> _PROBLEM DETAILS_:
Wherever "true" turns up in the entries, copy out the line that holds it.

> _MATERIAL FOR THIS EXERCISE_:
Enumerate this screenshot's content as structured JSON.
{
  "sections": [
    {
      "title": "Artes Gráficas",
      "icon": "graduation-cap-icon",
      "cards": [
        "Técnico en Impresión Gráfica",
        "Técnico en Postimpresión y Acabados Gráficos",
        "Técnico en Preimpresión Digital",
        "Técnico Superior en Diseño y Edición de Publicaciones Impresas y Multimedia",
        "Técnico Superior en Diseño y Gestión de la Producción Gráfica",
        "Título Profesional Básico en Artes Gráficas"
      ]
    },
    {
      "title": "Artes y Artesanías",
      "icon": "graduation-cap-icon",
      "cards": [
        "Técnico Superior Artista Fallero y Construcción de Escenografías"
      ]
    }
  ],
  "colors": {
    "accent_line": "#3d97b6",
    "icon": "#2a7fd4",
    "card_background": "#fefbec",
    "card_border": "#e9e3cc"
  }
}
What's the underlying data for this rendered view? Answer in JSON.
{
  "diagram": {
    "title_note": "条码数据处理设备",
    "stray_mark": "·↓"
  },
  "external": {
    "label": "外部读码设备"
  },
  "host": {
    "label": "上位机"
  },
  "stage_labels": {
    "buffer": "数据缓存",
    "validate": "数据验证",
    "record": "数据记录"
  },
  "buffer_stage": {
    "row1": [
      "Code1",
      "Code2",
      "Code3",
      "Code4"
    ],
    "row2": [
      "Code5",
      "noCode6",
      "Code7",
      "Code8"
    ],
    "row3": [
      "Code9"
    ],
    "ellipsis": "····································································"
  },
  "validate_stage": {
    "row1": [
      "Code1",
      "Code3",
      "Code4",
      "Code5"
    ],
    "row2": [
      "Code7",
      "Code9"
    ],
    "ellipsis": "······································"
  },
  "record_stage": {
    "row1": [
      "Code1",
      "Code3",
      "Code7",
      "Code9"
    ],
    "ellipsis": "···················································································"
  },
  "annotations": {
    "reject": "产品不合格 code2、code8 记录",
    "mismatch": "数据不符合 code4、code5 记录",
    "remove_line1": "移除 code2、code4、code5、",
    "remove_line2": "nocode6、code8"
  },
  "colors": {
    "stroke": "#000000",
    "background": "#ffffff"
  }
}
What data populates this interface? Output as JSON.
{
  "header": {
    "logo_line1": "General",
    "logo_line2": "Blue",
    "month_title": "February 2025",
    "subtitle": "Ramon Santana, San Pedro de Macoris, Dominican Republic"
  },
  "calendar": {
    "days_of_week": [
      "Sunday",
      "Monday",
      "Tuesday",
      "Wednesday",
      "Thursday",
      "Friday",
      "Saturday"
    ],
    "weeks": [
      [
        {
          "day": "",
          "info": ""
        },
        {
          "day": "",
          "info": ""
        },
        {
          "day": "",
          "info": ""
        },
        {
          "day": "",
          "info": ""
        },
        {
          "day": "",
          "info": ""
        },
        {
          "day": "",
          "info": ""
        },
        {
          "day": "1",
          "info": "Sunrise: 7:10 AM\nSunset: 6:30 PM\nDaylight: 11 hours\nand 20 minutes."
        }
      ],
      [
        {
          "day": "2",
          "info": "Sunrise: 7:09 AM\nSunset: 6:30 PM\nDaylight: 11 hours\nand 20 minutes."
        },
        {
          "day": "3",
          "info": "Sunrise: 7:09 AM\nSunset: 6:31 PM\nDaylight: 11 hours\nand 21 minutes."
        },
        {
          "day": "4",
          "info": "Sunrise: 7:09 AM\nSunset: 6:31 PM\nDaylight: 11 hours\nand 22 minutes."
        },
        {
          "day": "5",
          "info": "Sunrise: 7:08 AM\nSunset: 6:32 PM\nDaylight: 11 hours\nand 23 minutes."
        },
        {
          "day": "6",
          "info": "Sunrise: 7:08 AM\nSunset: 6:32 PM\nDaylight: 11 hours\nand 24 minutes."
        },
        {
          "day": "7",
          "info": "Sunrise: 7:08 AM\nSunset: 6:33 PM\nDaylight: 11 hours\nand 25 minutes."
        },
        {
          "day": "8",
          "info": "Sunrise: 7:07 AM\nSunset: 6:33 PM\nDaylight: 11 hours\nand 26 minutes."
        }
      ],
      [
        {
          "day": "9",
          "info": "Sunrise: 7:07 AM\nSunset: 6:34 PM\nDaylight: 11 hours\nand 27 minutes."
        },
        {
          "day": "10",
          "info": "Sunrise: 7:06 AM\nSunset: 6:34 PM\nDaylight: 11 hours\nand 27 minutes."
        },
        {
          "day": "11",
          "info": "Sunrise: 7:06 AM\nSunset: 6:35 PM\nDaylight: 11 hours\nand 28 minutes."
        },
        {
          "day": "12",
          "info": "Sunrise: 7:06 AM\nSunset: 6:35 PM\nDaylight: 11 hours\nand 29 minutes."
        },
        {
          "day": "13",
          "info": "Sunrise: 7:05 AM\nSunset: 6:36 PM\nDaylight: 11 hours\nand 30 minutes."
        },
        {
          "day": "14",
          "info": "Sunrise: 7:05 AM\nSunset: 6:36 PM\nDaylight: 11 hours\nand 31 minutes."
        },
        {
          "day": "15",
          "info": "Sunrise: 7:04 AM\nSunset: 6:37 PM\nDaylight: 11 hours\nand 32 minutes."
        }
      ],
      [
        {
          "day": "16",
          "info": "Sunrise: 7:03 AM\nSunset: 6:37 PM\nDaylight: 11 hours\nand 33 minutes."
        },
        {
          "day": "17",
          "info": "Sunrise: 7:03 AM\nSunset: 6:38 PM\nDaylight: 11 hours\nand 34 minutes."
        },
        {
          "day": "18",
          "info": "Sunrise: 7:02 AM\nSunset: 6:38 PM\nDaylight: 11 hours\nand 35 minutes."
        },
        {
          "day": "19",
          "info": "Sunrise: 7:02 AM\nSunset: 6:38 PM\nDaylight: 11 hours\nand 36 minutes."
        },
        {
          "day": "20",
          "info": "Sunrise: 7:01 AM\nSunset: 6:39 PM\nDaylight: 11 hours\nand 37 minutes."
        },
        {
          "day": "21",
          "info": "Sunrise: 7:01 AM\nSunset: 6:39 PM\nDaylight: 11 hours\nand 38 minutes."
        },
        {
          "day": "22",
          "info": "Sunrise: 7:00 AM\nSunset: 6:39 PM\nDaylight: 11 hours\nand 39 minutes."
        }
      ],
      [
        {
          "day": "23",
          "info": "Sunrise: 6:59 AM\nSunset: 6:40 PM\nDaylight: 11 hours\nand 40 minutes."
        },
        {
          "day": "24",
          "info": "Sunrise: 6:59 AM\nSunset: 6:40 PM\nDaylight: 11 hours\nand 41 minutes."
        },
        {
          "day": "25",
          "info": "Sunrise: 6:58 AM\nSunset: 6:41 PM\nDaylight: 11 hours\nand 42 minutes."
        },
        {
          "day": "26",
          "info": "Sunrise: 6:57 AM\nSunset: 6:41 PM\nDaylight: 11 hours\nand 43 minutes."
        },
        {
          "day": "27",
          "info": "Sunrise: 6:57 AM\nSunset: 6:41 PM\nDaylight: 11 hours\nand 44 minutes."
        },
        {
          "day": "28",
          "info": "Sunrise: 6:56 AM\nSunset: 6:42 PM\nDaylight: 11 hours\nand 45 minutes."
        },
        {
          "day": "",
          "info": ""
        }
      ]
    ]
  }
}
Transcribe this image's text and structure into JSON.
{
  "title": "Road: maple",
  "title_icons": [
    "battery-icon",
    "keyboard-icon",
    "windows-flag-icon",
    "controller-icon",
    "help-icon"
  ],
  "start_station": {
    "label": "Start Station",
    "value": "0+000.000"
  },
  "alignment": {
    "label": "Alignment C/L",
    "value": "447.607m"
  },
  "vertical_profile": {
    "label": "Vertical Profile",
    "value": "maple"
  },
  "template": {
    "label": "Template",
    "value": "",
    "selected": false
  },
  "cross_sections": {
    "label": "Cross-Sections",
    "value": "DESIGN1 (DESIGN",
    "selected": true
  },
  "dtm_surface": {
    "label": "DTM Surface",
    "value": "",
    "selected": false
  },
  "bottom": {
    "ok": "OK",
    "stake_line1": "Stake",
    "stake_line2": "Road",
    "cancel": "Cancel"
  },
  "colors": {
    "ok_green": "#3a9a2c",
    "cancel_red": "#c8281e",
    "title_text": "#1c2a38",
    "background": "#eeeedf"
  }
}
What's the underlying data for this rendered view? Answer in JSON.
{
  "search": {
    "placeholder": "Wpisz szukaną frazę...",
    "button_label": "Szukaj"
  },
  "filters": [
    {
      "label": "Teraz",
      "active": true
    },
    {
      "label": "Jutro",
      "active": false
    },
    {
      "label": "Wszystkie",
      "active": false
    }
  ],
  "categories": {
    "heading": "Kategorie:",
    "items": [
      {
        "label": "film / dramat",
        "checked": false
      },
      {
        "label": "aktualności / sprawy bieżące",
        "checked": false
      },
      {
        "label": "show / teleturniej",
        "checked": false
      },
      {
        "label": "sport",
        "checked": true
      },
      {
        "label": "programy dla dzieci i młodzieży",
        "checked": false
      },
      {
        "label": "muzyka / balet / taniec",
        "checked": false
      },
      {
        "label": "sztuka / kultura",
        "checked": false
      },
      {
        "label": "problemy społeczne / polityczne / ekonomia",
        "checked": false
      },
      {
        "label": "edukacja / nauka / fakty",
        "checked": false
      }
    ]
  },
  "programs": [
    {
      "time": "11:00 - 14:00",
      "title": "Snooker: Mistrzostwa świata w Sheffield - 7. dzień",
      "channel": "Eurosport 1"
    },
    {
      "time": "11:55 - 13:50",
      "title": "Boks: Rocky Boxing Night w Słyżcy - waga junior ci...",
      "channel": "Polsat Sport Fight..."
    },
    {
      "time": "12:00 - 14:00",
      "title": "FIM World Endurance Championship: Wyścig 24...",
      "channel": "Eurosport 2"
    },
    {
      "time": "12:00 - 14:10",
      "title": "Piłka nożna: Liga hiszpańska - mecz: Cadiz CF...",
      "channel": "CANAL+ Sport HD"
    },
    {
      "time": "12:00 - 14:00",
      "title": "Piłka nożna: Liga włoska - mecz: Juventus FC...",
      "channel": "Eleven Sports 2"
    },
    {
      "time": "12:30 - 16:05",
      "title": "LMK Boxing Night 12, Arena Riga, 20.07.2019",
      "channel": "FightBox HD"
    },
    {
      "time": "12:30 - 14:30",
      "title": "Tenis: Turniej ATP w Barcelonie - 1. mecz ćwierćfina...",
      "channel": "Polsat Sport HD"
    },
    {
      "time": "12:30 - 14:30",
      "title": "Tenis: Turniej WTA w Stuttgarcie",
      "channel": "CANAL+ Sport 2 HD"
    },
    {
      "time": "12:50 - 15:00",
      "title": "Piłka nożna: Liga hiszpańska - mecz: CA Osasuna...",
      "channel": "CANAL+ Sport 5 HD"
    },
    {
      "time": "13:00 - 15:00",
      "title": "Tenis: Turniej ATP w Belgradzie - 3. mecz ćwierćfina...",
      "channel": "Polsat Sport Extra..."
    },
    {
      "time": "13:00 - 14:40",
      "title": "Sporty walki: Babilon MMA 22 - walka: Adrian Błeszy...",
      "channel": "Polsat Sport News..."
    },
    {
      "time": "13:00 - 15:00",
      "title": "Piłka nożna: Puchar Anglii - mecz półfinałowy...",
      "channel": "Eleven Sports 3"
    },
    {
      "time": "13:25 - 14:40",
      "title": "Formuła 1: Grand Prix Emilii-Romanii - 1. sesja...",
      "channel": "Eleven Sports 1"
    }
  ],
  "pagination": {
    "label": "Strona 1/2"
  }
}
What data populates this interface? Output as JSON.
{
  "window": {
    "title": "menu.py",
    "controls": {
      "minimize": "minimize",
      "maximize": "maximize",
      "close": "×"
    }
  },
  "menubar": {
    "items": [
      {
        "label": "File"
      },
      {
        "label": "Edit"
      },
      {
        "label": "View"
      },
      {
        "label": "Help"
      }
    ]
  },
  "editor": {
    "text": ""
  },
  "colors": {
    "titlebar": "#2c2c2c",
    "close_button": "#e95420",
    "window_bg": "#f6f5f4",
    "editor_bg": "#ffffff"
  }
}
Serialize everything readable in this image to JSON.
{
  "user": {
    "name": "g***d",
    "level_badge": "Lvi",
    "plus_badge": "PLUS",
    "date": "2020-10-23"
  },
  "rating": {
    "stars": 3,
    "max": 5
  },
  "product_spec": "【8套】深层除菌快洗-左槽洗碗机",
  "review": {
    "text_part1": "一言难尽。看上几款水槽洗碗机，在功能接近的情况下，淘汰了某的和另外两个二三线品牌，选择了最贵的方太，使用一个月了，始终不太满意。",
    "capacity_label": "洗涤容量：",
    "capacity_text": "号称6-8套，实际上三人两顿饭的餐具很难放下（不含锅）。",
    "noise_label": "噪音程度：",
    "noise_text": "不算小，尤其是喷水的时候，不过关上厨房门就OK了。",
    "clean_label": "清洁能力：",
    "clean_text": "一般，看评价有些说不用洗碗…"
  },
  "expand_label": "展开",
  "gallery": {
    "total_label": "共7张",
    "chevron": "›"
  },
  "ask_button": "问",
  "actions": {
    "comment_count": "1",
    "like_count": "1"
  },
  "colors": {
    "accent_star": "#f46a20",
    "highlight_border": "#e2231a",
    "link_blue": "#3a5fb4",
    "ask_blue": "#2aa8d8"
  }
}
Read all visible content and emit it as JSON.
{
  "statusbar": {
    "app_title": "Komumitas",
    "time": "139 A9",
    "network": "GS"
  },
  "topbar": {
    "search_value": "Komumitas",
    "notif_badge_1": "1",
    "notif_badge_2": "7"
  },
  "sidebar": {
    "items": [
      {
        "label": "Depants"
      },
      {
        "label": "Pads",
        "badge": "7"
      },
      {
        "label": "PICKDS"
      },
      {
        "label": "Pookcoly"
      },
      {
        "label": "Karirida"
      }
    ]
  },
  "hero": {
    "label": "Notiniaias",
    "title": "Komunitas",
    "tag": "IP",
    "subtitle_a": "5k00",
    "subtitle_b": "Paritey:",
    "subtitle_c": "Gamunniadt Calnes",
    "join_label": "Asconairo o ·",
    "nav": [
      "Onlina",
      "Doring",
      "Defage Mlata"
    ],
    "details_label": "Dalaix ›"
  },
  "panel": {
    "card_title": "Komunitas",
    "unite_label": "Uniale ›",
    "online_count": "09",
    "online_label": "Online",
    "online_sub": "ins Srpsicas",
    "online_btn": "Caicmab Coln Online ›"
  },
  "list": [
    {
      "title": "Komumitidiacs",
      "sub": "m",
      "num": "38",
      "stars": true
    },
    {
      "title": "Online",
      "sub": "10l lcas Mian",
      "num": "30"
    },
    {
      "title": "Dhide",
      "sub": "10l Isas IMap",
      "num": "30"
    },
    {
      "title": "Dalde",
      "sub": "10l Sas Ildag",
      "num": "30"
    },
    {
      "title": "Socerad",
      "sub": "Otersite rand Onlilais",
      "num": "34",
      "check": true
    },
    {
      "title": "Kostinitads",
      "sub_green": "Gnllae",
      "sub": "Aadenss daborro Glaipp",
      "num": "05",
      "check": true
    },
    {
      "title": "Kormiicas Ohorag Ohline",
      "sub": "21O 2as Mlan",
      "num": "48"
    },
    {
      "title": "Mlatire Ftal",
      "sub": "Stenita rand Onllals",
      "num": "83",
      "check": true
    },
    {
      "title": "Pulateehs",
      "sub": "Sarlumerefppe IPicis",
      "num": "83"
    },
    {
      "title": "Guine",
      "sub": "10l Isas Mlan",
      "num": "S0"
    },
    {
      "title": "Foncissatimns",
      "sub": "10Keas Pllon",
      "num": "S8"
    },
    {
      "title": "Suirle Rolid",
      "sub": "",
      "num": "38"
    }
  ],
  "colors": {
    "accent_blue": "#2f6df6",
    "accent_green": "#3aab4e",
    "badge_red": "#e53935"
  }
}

> _RESPONSE BELOW_:
    "selected": true
      "active": true
        "checked": true
      "stars": true
      "check": true
      "check": true
      "check": true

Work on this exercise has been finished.